WHAT IS NEEDED: Everything in the entries is to be written out exactly, except for the pictures.

DATA FOR PROCESSING:

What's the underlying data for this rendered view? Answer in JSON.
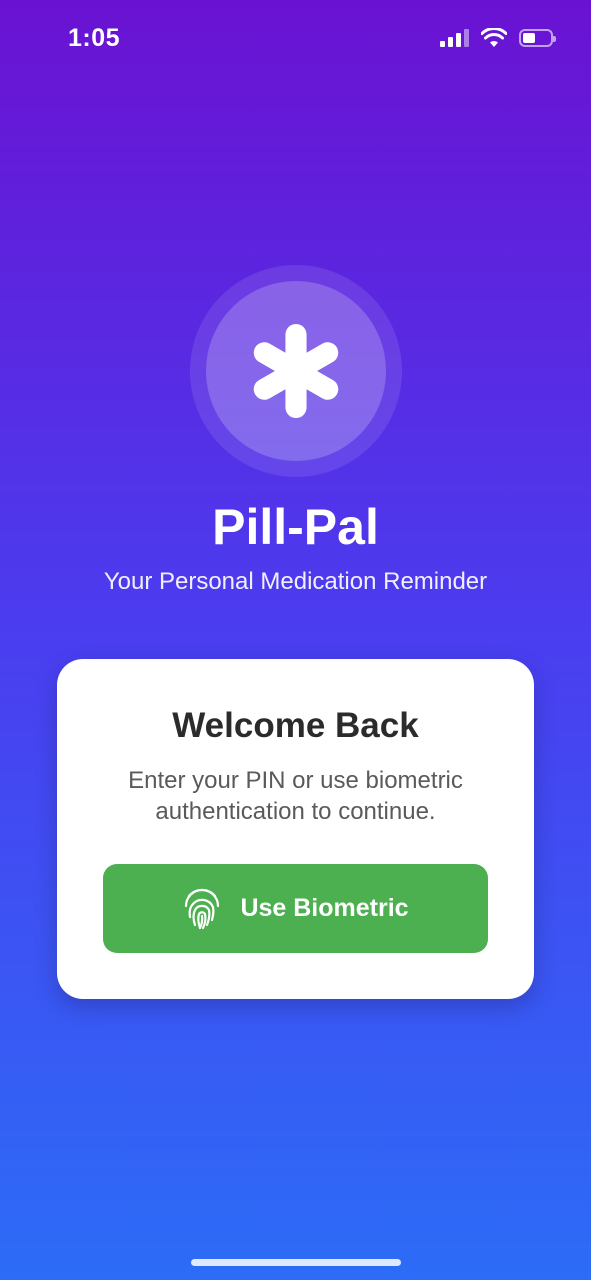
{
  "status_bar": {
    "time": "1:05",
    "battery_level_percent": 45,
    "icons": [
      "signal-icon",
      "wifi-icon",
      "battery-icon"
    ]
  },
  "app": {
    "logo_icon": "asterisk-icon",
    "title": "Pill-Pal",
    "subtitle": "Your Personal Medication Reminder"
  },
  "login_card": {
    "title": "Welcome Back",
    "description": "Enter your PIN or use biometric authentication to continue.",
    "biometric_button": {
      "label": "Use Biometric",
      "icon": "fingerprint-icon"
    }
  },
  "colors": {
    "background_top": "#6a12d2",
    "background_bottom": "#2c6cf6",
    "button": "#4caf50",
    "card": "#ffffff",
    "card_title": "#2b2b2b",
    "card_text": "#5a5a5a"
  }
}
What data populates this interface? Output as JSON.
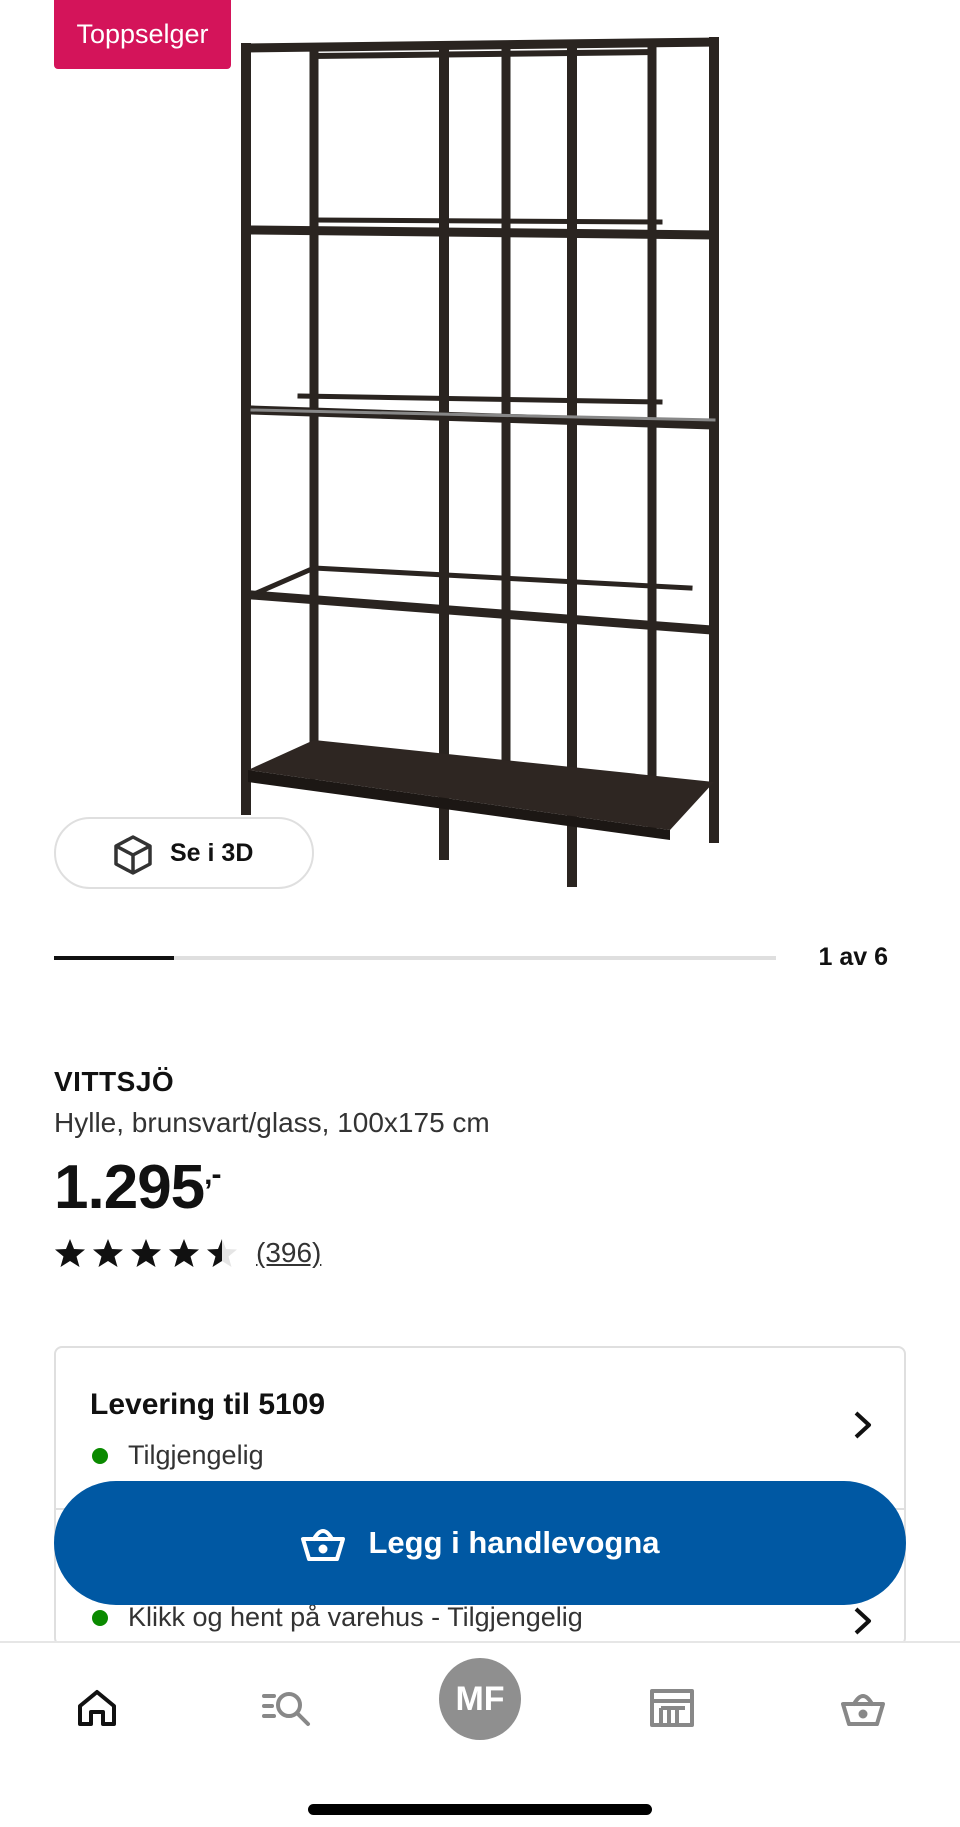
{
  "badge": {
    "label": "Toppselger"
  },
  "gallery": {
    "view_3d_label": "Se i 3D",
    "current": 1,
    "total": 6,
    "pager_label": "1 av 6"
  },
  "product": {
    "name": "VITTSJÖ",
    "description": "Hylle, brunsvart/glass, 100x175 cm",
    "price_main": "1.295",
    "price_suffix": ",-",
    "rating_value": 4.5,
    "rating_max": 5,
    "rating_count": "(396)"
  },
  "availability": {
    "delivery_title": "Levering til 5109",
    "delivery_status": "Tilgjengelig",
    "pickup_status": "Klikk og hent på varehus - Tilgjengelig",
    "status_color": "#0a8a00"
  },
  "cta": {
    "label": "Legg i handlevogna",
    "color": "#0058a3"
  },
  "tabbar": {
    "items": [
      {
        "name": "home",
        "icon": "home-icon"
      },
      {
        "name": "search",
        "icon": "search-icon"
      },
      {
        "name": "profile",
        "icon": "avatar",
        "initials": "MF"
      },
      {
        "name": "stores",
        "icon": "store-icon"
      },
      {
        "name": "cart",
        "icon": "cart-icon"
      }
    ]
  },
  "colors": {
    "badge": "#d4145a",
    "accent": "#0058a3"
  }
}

SOLUTION TO THIS TASK:
What's the underlying data for this rendered view? Answer in JSON.
{
  "status_bar": {
    "time": "1:05",
    "battery_level_percent": 45,
    "icons": [
      "signal-icon",
      "wifi-icon",
      "battery-icon"
    ]
  },
  "app": {
    "logo_icon": "asterisk-icon",
    "title": "Pill-Pal",
    "subtitle": "Your Personal Medication Reminder"
  },
  "login_card": {
    "title": "Welcome Back",
    "description": "Enter your PIN or use biometric authentication to continue.",
    "biometric_button": {
      "label": "Use Biometric",
      "icon": "fingerprint-icon"
    }
  },
  "colors": {
    "background_top": "#6a12d2",
    "background_bottom": "#2c6cf6",
    "button": "#4caf50",
    "card": "#ffffff",
    "card_title": "#2b2b2b",
    "card_text": "#5a5a5a"
  }
}
What data populates this interface? Output as JSON.
{
  "badge": {
    "label": "Toppselger"
  },
  "gallery": {
    "view_3d_label": "Se i 3D",
    "current": 1,
    "total": 6,
    "pager_label": "1 av 6"
  },
  "product": {
    "name": "VITTSJÖ",
    "description": "Hylle, brunsvart/glass, 100x175 cm",
    "price_main": "1.295",
    "price_suffix": ",-",
    "rating_value": 4.5,
    "rating_max": 5,
    "rating_count": "(396)"
  },
  "availability": {
    "delivery_title": "Levering til 5109",
    "delivery_status": "Tilgjengelig",
    "pickup_status": "Klikk og hent på varehus - Tilgjengelig",
    "status_color": "#0a8a00"
  },
  "cta": {
    "label": "Legg i handlevogna",
    "color": "#0058a3"
  },
  "tabbar": {
    "items": [
      {
        "name": "home",
        "icon": "home-icon"
      },
      {
        "name": "search",
        "icon": "search-icon"
      },
      {
        "name": "profile",
        "icon": "avatar",
        "initials": "MF"
      },
      {
        "name": "stores",
        "icon": "store-icon"
      },
      {
        "name": "cart",
        "icon": "cart-icon"
      }
    ]
  },
  "colors": {
    "badge": "#d4145a",
    "accent": "#0058a3"
  }
}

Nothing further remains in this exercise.